#### What the task asks
Give back the data in full. Leave nothing out.

#### Records shown
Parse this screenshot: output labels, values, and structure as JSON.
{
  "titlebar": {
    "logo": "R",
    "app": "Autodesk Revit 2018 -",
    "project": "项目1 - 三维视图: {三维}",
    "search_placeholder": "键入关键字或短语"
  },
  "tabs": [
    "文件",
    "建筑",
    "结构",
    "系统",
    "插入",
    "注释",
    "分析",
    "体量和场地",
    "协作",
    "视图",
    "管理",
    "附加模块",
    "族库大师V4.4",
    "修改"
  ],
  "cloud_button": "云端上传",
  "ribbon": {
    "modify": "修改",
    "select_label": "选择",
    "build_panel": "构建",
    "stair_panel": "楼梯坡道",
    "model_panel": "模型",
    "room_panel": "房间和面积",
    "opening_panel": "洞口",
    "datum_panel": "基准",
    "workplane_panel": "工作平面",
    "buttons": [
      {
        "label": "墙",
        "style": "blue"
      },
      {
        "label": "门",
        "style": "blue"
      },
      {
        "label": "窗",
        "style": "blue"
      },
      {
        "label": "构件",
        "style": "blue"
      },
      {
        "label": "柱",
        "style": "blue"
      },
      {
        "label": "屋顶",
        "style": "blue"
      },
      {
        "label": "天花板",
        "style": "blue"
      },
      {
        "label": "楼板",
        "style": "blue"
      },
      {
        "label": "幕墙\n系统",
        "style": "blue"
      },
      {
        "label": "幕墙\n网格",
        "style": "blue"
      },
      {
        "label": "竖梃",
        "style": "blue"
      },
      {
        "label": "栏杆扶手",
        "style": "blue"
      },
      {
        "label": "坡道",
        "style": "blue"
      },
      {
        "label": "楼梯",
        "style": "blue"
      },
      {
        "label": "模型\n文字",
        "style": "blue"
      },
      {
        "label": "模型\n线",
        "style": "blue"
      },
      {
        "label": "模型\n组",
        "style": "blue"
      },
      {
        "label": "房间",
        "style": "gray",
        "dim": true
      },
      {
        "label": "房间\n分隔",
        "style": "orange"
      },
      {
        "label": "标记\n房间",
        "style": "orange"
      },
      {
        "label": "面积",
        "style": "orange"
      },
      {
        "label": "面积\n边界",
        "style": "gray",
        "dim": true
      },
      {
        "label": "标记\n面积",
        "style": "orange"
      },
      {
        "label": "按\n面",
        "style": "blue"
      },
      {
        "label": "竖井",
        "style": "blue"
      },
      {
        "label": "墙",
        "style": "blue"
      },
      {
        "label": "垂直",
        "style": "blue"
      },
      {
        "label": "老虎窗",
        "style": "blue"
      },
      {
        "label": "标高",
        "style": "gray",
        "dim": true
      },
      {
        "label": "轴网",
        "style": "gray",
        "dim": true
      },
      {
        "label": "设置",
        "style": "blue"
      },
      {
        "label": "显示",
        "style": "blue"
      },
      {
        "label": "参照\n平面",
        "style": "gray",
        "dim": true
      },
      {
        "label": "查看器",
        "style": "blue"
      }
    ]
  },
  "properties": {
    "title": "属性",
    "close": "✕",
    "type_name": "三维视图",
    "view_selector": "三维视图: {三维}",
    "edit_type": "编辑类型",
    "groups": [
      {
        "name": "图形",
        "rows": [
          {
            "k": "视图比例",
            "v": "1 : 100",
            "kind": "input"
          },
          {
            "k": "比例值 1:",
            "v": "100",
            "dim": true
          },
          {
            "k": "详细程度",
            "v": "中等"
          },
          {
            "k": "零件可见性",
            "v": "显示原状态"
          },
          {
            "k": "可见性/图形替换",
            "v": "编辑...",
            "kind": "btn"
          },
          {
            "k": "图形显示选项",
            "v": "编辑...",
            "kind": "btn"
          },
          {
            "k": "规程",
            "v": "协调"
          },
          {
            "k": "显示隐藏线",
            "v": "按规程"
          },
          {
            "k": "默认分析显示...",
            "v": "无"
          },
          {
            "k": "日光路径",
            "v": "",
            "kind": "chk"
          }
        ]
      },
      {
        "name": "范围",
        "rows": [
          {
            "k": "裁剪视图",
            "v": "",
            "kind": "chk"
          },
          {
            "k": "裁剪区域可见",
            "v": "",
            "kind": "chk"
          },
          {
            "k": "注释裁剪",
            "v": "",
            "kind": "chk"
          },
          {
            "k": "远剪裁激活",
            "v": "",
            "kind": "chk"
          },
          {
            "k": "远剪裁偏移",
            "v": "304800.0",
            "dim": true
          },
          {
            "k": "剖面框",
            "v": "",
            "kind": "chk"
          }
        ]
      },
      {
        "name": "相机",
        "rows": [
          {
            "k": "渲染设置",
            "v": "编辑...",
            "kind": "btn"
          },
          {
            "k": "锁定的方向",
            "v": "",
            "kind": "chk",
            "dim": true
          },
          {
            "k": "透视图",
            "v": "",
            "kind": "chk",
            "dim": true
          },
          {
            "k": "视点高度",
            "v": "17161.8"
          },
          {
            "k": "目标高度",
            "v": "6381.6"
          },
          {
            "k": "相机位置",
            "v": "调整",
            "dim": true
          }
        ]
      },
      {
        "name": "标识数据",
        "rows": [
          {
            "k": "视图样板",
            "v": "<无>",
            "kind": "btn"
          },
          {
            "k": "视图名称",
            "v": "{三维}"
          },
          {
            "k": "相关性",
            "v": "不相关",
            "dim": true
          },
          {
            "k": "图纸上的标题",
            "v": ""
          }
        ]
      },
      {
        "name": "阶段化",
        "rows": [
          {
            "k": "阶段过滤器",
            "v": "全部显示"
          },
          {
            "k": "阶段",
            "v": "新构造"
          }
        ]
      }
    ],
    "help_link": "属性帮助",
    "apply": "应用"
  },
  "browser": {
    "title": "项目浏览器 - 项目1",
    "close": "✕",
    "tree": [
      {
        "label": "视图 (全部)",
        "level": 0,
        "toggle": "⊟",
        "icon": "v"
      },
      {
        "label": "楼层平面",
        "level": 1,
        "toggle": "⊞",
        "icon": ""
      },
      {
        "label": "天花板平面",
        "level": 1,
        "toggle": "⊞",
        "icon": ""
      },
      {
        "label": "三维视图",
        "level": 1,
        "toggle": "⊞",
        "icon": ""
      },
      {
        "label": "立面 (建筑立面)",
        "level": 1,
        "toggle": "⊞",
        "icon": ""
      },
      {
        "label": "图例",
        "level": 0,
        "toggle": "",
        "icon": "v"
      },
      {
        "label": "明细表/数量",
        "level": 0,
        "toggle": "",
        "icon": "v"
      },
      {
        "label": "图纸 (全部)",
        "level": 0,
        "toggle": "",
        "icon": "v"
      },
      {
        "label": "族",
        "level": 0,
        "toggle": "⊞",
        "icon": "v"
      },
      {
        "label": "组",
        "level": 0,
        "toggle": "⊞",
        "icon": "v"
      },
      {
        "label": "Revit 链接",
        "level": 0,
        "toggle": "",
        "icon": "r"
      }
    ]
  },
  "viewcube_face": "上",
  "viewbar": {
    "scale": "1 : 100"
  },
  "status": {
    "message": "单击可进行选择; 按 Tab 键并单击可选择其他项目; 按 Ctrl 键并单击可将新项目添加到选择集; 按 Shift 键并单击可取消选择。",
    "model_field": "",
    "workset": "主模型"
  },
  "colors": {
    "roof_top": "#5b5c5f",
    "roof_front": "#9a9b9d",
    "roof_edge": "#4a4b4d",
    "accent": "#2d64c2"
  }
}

#### Response box
Parse this screenshot: output labels, values, and structure as JSON.
{
  "titlebar": {
    "logo": "R",
    "app": "Autodesk Revit 2018 -",
    "project": "项目1 - 三维视图: {三维}",
    "search_placeholder": "键入关键字或短语"
  },
  "tabs": [
    "文件",
    "建筑",
    "结构",
    "系统",
    "插入",
    "注释",
    "分析",
    "体量和场地",
    "协作",
    "视图",
    "管理",
    "附加模块",
    "族库大师V4.4",
    "修改"
  ],
  "cloud_button": "云端上传",
  "ribbon": {
    "modify": "修改",
    "select_label": "选择",
    "build_panel": "构建",
    "stair_panel": "楼梯坡道",
    "model_panel": "模型",
    "room_panel": "房间和面积",
    "opening_panel": "洞口",
    "datum_panel": "基准",
    "workplane_panel": "工作平面",
    "buttons": [
      {
        "label": "墙",
        "style": "blue"
      },
      {
        "label": "门",
        "style": "blue"
      },
      {
        "label": "窗",
        "style": "blue"
      },
      {
        "label": "构件",
        "style": "blue"
      },
      {
        "label": "柱",
        "style": "blue"
      },
      {
        "label": "屋顶",
        "style": "blue"
      },
      {
        "label": "天花板",
        "style": "blue"
      },
      {
        "label": "楼板",
        "style": "blue"
      },
      {
        "label": "幕墙\n系统",
        "style": "blue"
      },
      {
        "label": "幕墙\n网格",
        "style": "blue"
      },
      {
        "label": "竖梃",
        "style": "blue"
      },
      {
        "label": "栏杆扶手",
        "style": "blue"
      },
      {
        "label": "坡道",
        "style": "blue"
      },
      {
        "label": "楼梯",
        "style": "blue"
      },
      {
        "label": "模型\n文字",
        "style": "blue"
      },
      {
        "label": "模型\n线",
        "style": "blue"
      },
      {
        "label": "模型\n组",
        "style": "blue"
      },
      {
        "label": "房间",
        "style": "gray",
        "dim": true
      },
      {
        "label": "房间\n分隔",
        "style": "orange"
      },
      {
        "label": "标记\n房间",
        "style": "orange"
      },
      {
        "label": "面积",
        "style": "orange"
      },
      {
        "label": "面积\n边界",
        "style": "gray",
        "dim": true
      },
      {
        "label": "标记\n面积",
        "style": "orange"
      },
      {
        "label": "按\n面",
        "style": "blue"
      },
      {
        "label": "竖井",
        "style": "blue"
      },
      {
        "label": "墙",
        "style": "blue"
      },
      {
        "label": "垂直",
        "style": "blue"
      },
      {
        "label": "老虎窗",
        "style": "blue"
      },
      {
        "label": "标高",
        "style": "gray",
        "dim": true
      },
      {
        "label": "轴网",
        "style": "gray",
        "dim": true
      },
      {
        "label": "设置",
        "style": "blue"
      },
      {
        "label": "显示",
        "style": "blue"
      },
      {
        "label": "参照\n平面",
        "style": "gray",
        "dim": true
      },
      {
        "label": "查看器",
        "style": "blue"
      }
    ]
  },
  "properties": {
    "title": "属性",
    "close": "✕",
    "type_name": "三维视图",
    "view_selector": "三维视图: {三维}",
    "edit_type": "编辑类型",
    "groups": [
      {
        "name": "图形",
        "rows": [
          {
            "k": "视图比例",
            "v": "1 : 100",
            "kind": "input"
          },
          {
            "k": "比例值 1:",
            "v": "100",
            "dim": true
          },
          {
            "k": "详细程度",
            "v": "中等"
          },
          {
            "k": "零件可见性",
            "v": "显示原状态"
          },
          {
            "k": "可见性/图形替换",
            "v": "编辑...",
            "kind": "btn"
          },
          {
            "k": "图形显示选项",
            "v": "编辑...",
            "kind": "btn"
          },
          {
            "k": "规程",
            "v": "协调"
          },
          {
            "k": "显示隐藏线",
            "v": "按规程"
          },
          {
            "k": "默认分析显示...",
            "v": "无"
          },
          {
            "k": "日光路径",
            "v": "",
            "kind": "chk"
          }
        ]
      },
      {
        "name": "范围",
        "rows": [
          {
            "k": "裁剪视图",
            "v": "",
            "kind": "chk"
          },
          {
            "k": "裁剪区域可见",
            "v": "",
            "kind": "chk"
          },
          {
            "k": "注释裁剪",
            "v": "",
            "kind": "chk"
          },
          {
            "k": "远剪裁激活",
            "v": "",
            "kind": "chk"
          },
          {
            "k": "远剪裁偏移",
            "v": "304800.0",
            "dim": true
          },
          {
            "k": "剖面框",
            "v": "",
            "kind": "chk"
          }
        ]
      },
      {
        "name": "相机",
        "rows": [
          {
            "k": "渲染设置",
            "v": "编辑...",
            "kind": "btn"
          },
          {
            "k": "锁定的方向",
            "v": "",
            "kind": "chk",
            "dim": true
          },
          {
            "k": "透视图",
            "v": "",
            "kind": "chk",
            "dim": true
          },
          {
            "k": "视点高度",
            "v": "17161.8"
          },
          {
            "k": "目标高度",
            "v": "6381.6"
          },
          {
            "k": "相机位置",
            "v": "调整",
            "dim": true
          }
        ]
      },
      {
        "name": "标识数据",
        "rows": [
          {
            "k": "视图样板",
            "v": "<无>",
            "kind": "btn"
          },
          {
            "k": "视图名称",
            "v": "{三维}"
          },
          {
            "k": "相关性",
            "v": "不相关",
            "dim": true
          },
          {
            "k": "图纸上的标题",
            "v": ""
          }
        ]
      },
      {
        "name": "阶段化",
        "rows": [
          {
            "k": "阶段过滤器",
            "v": "全部显示"
          },
          {
            "k": "阶段",
            "v": "新构造"
          }
        ]
      }
    ],
    "help_link": "属性帮助",
    "apply": "应用"
  },
  "browser": {
    "title": "项目浏览器 - 项目1",
    "close": "✕",
    "tree": [
      {
        "label": "视图 (全部)",
        "level": 0,
        "toggle": "⊟",
        "icon": "v"
      },
      {
        "label": "楼层平面",
        "level": 1,
        "toggle": "⊞",
        "icon": ""
      },
      {
        "label": "天花板平面",
        "level": 1,
        "toggle": "⊞",
        "icon": ""
      },
      {
        "label": "三维视图",
        "level": 1,
        "toggle": "⊞",
        "icon": ""
      },
      {
        "label": "立面 (建筑立面)",
        "level": 1,
        "toggle": "⊞",
        "icon": ""
      },
      {
        "label": "图例",
        "level": 0,
        "toggle": "",
        "icon": "v"
      },
      {
        "label": "明细表/数量",
        "level": 0,
        "toggle": "",
        "icon": "v"
      },
      {
        "label": "图纸 (全部)",
        "level": 0,
        "toggle": "",
        "icon": "v"
      },
      {
        "label": "族",
        "level": 0,
        "toggle": "⊞",
        "icon": "v"
      },
      {
        "label": "组",
        "level": 0,
        "toggle": "⊞",
        "icon": "v"
      },
      {
        "label": "Revit 链接",
        "level": 0,
        "toggle": "",
        "icon": "r"
      }
    ]
  },
  "viewcube_face": "上",
  "viewbar": {
    "scale": "1 : 100"
  },
  "status": {
    "message": "单击可进行选择; 按 Tab 键并单击可选择其他项目; 按 Ctrl 键并单击可将新项目添加到选择集; 按 Shift 键并单击可取消选择。",
    "model_field": "",
    "workset": "主模型"
  },
  "colors": {
    "roof_top": "#5b5c5f",
    "roof_front": "#9a9b9d",
    "roof_edge": "#4a4b4d",
    "accent": "#2d64c2"
  }
}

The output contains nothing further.